The Tatmadaw IB [Infantry Battalion] #96, which is based in Waw Muh army camp, forced motorboat owners to carry food and luggage for them and gave only petrol as compensation, not money. They mostly asked B--- villagers. The Tatmadaw [soldiers] in Dwe Lo Township annually force villagers in A--- valley to carry rations, enough to last for one year, to their army camp. They forced villagers who own motorboats to transport their rations. In order for them [the Tatmadaw] to be able to transport their rations themselves, they asked for permission from the Karen [KNU] leaders, who gave them permission, and they could then transport their rations freely.
The Tatmadaw [soldiers] who are stationed in Dwe Lo Township made fewer arbitrary demands concerning [obtaining] thatch shingles and bamboo from villagers. If they needed bamboo and thatch shingles, they sometimes asked the village heads, and the village heads in turn asked villagers to produce it for them, and [the Tatmadaw] paid [the villagers] the price that the village heads had decided.
Since the [2012 preliminary] ceasefire was signed, the villagers who live in Dwe Lo Township have been able to stay in their villages. In the past, they fled into the jungle as displaced persons, but at present they are able to return to their own villages and live peacefully.
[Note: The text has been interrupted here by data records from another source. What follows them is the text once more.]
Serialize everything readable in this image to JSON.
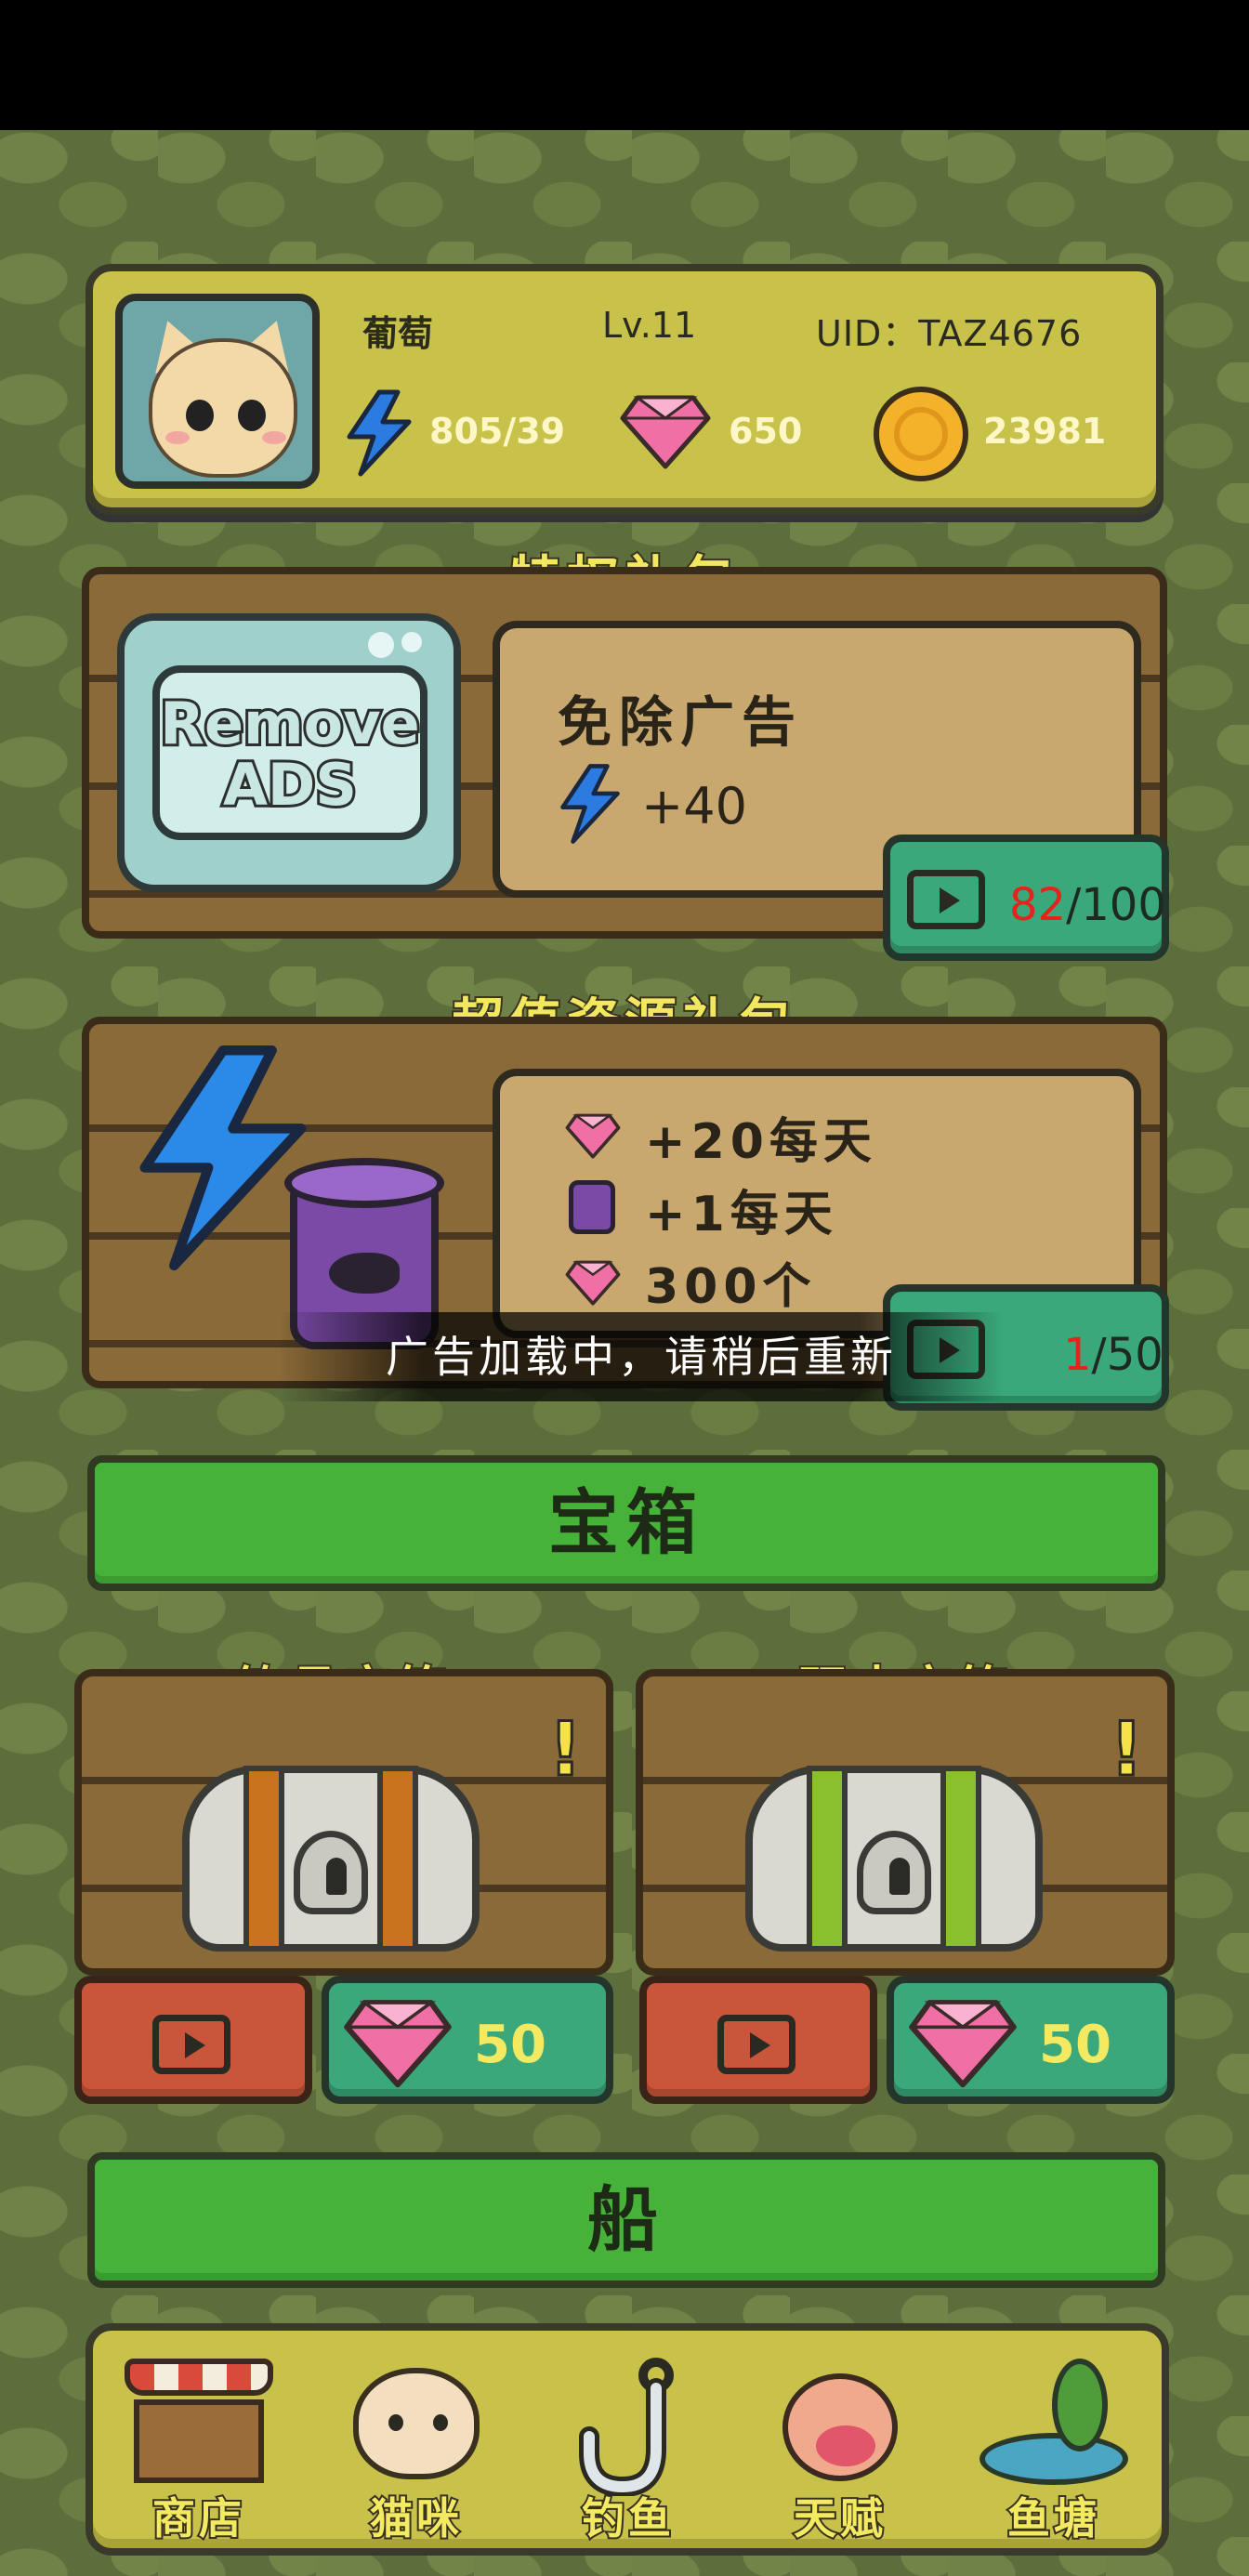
{
  "profile": {
    "name": "葡萄",
    "level": "Lv.11",
    "uid": "UID：TAZ4676",
    "energy": "805/39",
    "gems": "650",
    "coins": "23981"
  },
  "privilege_pack": {
    "title": "特权礼包",
    "tv_text_line1": "Remove",
    "tv_text_line2": "ADS",
    "name": "免除广告",
    "reward": "+40",
    "progress_current": "82",
    "progress_total": "/100"
  },
  "value_pack": {
    "title": "超值资源礼包",
    "rewards": [
      "+20每天",
      "+1每天",
      "300个"
    ],
    "progress_current": "1",
    "progress_total": "/50"
  },
  "toast": "广告加载中，请稍后重新",
  "chest_section": {
    "header": "宝箱",
    "chests": [
      {
        "title": "钓具宝箱",
        "price": "50",
        "band_color": "#c8741e"
      },
      {
        "title": "顽皮宝箱",
        "price": "50",
        "band_color": "#8abf2e"
      }
    ]
  },
  "boat_section": {
    "header": "船"
  },
  "nav": {
    "items": [
      {
        "label": "商店",
        "icon": "shop-icon"
      },
      {
        "label": "猫咪",
        "icon": "cat-icon"
      },
      {
        "label": "钓鱼",
        "icon": "fishing-hook-icon"
      },
      {
        "label": "天赋",
        "icon": "paw-icon"
      },
      {
        "label": "鱼塘",
        "icon": "pond-icon"
      }
    ]
  },
  "colors": {
    "progress_highlight": "#e3231c",
    "title_yellow": "#f2e860",
    "teal": "#3aa87a",
    "green_bar": "#47b23a"
  }
}
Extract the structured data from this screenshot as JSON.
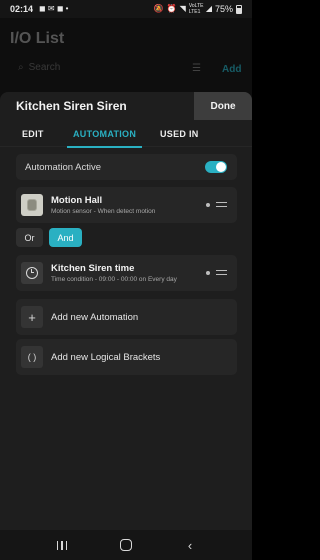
{
  "status_bar": {
    "time": "02:14",
    "battery": "75%",
    "network": "VoLTE LTE1"
  },
  "background": {
    "title": "I/O List",
    "search_placeholder": "Search",
    "add_label": "Add"
  },
  "sheet": {
    "title": "Kitchen Siren Siren",
    "done_label": "Done",
    "tabs": [
      {
        "label": "EDIT",
        "active": false
      },
      {
        "label": "AUTOMATION",
        "active": true
      },
      {
        "label": "USED IN",
        "active": false
      }
    ],
    "automation_active_label": "Automation Active",
    "automation_active": true,
    "conditions": [
      {
        "title": "Motion Hall",
        "subtitle": "Motion sensor - When detect motion",
        "icon": "motion-sensor-icon"
      },
      {
        "title": "Kitchen Siren time",
        "subtitle": "Time condition - 09:00 - 00:00 on Every day",
        "icon": "clock-icon"
      }
    ],
    "logic": {
      "or_label": "Or",
      "and_label": "And",
      "selected": "And"
    },
    "actions": [
      {
        "icon_glyph": "+",
        "label": "Add new Automation"
      },
      {
        "icon_glyph": "( )",
        "label": "Add new Logical Brackets"
      }
    ]
  },
  "colors": {
    "accent": "#2ab0c2",
    "sheet_bg": "#1e1e1e",
    "card_bg": "#262626"
  }
}
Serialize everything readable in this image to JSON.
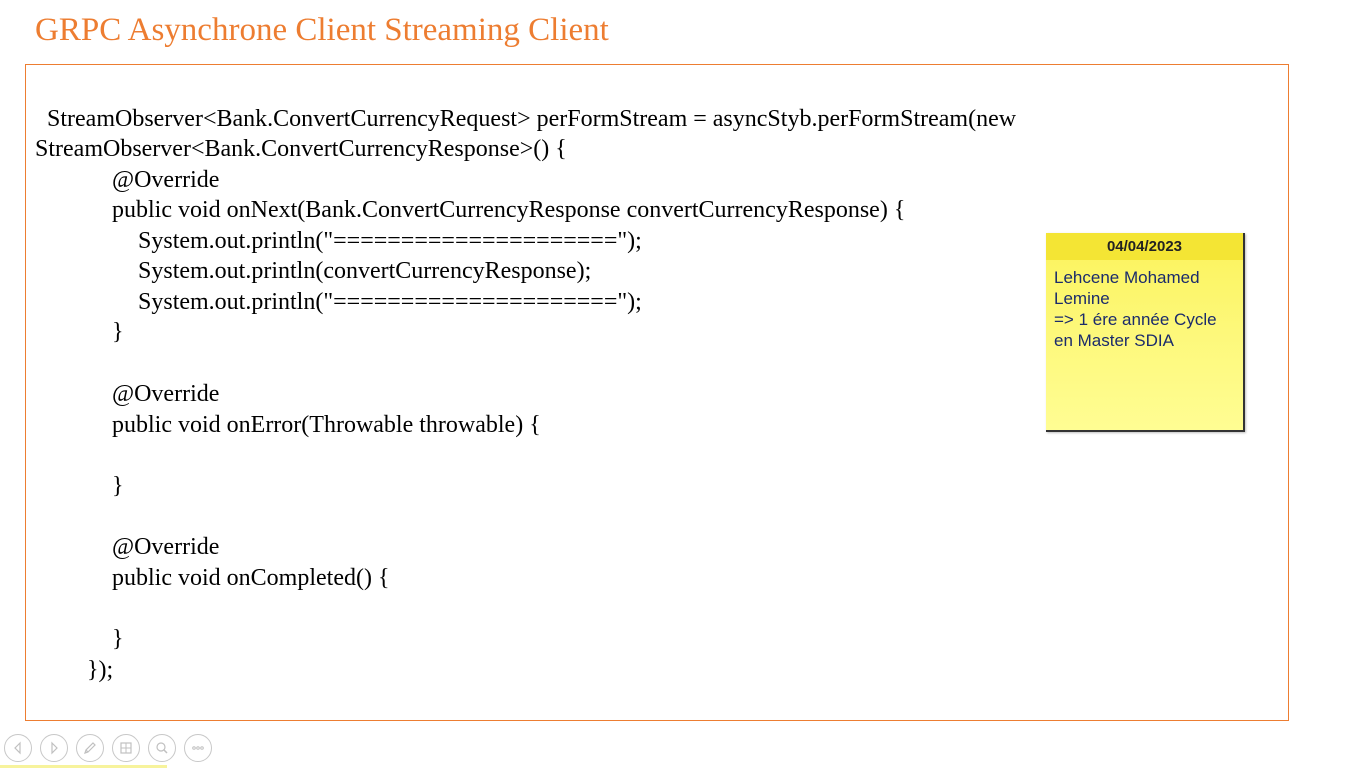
{
  "slide": {
    "title": "GRPC Asynchrone Client Streaming Client"
  },
  "code": {
    "lines": [
      " StreamObserver<Bank.ConvertCurrencyRequest> perFormStream = asyncStyb.perFormStream(new",
      "StreamObserver<Bank.ConvertCurrencyResponse>() {",
      "@Override",
      "public void onNext(Bank.ConvertCurrencyResponse convertCurrencyResponse) {",
      "System.out.println(\"=====================\");",
      "System.out.println(convertCurrencyResponse);",
      "System.out.println(\"=====================\");",
      "}",
      "@Override",
      "public void onError(Throwable throwable) {",
      "}",
      "@Override",
      "public void onCompleted() {",
      "}",
      "});"
    ]
  },
  "note": {
    "date": "04/04/2023",
    "lines": [
      "Lehcene Mohamed",
      "Lemine",
      "=> 1 ére année Cycle",
      "en Master SDIA"
    ]
  },
  "navigation": {
    "buttons": [
      {
        "icon": "previous-icon"
      },
      {
        "icon": "next-icon"
      },
      {
        "icon": "pen-icon"
      },
      {
        "icon": "slides-grid-icon"
      },
      {
        "icon": "zoom-icon"
      },
      {
        "icon": "more-options-icon"
      }
    ]
  },
  "colors": {
    "title": "#ED7D31",
    "box_border": "#ED7D31",
    "note_header": "#f4e534",
    "note_body": "#fdf87a",
    "note_text": "#1b2b6b"
  }
}
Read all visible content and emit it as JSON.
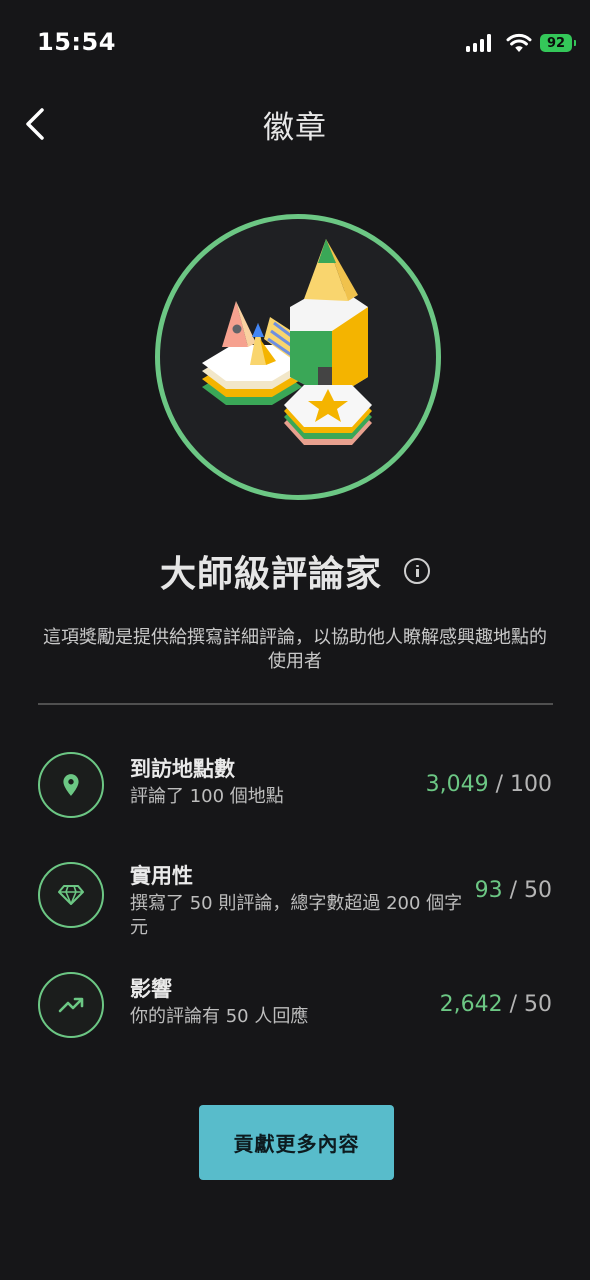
{
  "status_bar": {
    "time": "15:54",
    "battery": "92"
  },
  "header": {
    "title": "徽章"
  },
  "badge": {
    "name": "大師級評論家",
    "description": "這項獎勵是提供給撰寫詳細評論，以協助他人瞭解感興趣地點的使用者"
  },
  "requirements": [
    {
      "icon": "location-pin-icon",
      "title": "到訪地點數",
      "desc": "評論了 100 個地點",
      "current": "3,049",
      "separator": " / ",
      "target": "100"
    },
    {
      "icon": "diamond-icon",
      "title": "實用性",
      "desc": "撰寫了 50 則評論，總字數超過 200 個字元",
      "current": "93",
      "separator": " / ",
      "target": "50"
    },
    {
      "icon": "trending-up-icon",
      "title": "影響",
      "desc": "你的評論有 50 人回應",
      "current": "2,642",
      "separator": " / ",
      "target": "50"
    }
  ],
  "actions": {
    "contribute_label": "貢獻更多內容"
  },
  "colors": {
    "accent_green": "#6cc784",
    "button_teal": "#58bccb",
    "background": "#161618"
  }
}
They have better chances to work and travel now.
The villagers in Dwe Lo Township mostly earn their living from cultivation, farming, sesame plantations, and bean plantations. Some civilians are involved in trade and earn a profit from selling goods. This is how the villagers earn their living. In 2015, some paddies were destroyed by floods and unfavourable weather after they had been planted, especially in the plain farms. Furthermore, at the period of rice seed production, the paddies were attacked by insects. They have no insecticides to kill the insects and therefore many paddies were damaged. Some people [whose crops had been destroyed] had to work as day labourers in the hill farms and plain farms in order to get rice from other villagers, whose paddies were growing well and had not been damaged by floods and insects.
From the first to the fifth month of 2015 the villagers who live in Meh Way village tract and Meh Thoo village tract faced gold mining and land confiscation [problems]. Many plantations of villagers that are located near where the gold mining is taking place were damaged. The Karen [KNU] leaders organised [for land confiscation victims] to get 2 million kyat (US $1,547.80) per acre of [confiscated] land as compensation for those whose land plantations had been confiscated, and they [the confiscators] gave it [the compensation] to the villagers. The civilians whose plantations were damaged [by the gold mining] cannot plant crops on their lands anymore. In order for them to be able to grow their crops they have to find new places in other areas to continue farming.
The illnesses that the civilians who live in Dwe Lo Township mostly face are flu, malaria, fever, and joint pain in legs and arms. In terms of treatment for villagers, neither Tatmadaw [Burma/Myanmar government] nor Karen [KNU] healthcare departments are good enough to treat them. The civilians who face the illnesses [listed above] treat themselves in the villages, and if they do not feel better they go to the hospitals in the towns. It costs a lot of money when they go for treatment in the towns. Some civilians do not have money; therefore, they find a way to go to the old people and get some knowledge from them, and they then treat themselves with herbal medicine and get better.
The civilians who live in our area, especially the children who are old enough to study, have good opportunities to study, but in our area there are not yet schools in all of the villages. If the children pass seven and eight standards they go on to finish their studies in the towns, camps, and other places where high schools are located. This is how the children try to finish [high] school.
I collected all the information in this report myself and I saw it with my own eyes. The information is true, therefore I reported it.